The Lake Trout- Standing at one of the largest breed of Trout, they love cold water, and grow at a slow rate. They mainly inhabit the North West of America, the Great Lakes specifically, Alaska, and Canada. The Lake Trout matures at around age 6, and thus has a tendency to be over fished, and was nearly wiped out (on several occasions).

All in all, you can have up to five of the two species listed, as stated in Michigan’s Daily Possession Limit on their Fishing Guidelines. Every state has their own rules and regulations, that must be followed. Always be sure to check things like Daily Possession Limits, before going on your fishing trips. But what else should you expect while fishing on Lake Michigan?

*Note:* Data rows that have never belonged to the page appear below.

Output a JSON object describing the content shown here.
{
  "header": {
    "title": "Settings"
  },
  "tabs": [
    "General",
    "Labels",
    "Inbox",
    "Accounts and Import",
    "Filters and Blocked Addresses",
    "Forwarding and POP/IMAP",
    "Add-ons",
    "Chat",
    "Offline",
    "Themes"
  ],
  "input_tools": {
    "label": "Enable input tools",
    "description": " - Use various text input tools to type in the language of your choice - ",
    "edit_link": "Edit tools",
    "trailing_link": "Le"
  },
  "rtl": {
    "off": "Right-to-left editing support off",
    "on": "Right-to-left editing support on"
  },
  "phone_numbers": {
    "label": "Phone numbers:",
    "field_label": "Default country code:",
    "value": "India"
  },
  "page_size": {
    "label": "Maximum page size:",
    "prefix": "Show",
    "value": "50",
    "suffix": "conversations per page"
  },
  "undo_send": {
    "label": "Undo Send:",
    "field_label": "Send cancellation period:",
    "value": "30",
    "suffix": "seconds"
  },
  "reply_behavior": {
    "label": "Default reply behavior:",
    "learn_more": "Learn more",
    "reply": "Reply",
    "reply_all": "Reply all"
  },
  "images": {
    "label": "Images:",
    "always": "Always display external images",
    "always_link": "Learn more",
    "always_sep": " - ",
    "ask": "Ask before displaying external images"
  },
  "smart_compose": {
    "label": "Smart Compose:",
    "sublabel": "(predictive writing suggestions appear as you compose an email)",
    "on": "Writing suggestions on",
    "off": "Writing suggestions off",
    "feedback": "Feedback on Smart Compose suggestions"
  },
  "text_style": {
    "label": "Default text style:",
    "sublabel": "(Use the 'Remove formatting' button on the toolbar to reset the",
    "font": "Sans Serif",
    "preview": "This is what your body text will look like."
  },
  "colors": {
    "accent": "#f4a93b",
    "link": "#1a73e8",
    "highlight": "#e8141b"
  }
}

Lake Michigan waters can rise to almost 60 or more degrees, depending on the temperature of the air. There are dozens of other creatures you can also meet on Lake Michigan, including, but not limited to, fresh water sponges, eels, cray fish, Lampreys. But wait a second…

What is a Lamprey?

Lampreys are a species of jaw-less fish, often mistaken for eels, with a circular mouth that hold rows of sharp teeth. The Lamprey has been labeled as a cousin of the Eel, but in reality, they aren’t even related. These creatures have more shared DNA with Sharks than they do with Eels. They leech onto prey and drink their blood, and drop off when they’re done feeding. Humans don’t have a ton to fear from these creatures, but it is always better to be aware of what could be in the waters.

On many species diet list is a small fish called the Minnow. You can preserve these fish and use them as bait, using a bit of salty, brine fluid. You can let them sit in the brine, dry them, and then add them back to just a container of salt, to keep them preserved to use immediately, or, you can leave them in the salt to further preserve them. When they’ve sat in the salt, for at least 5 hours, you can remove them, rinse them, and then allow them to air dry. Viola: You can use them on your next trip, or just freeze them for possible future use.

With the vast expanse of mileage that the Great Lakes cover, you are bound to find hundreds of fish to catch, and dozens of great areas to do so. Every year, thousands of fishermen flock to Lake Michigan, the second largest lake of the Great Lakes, for the diverse “collection” of species. Daily, you can have up to five Salmon and Trout in your possession. The species include the Atlantic Salmon, the Chinook Salmon, the Coho Salmon, the Pink Salmon, the Rainbow Trout, the Lake Trout, and the Brown Trout. You are allowed to have a maximum of five of either Chinook, or Coho Salmon, which would count as your daily limit. Most people catch two trout, and three Salmon, or vice versa, to meet the limit.

Please note that it is illegal to have fish maimed so badly that they cannot be identified, or measured, and it is illegal to throw chum for luring fish as well. Please take time to look over Michigan’s Fishing Rules and Regulations, before heading out to the Great Lakes to fish.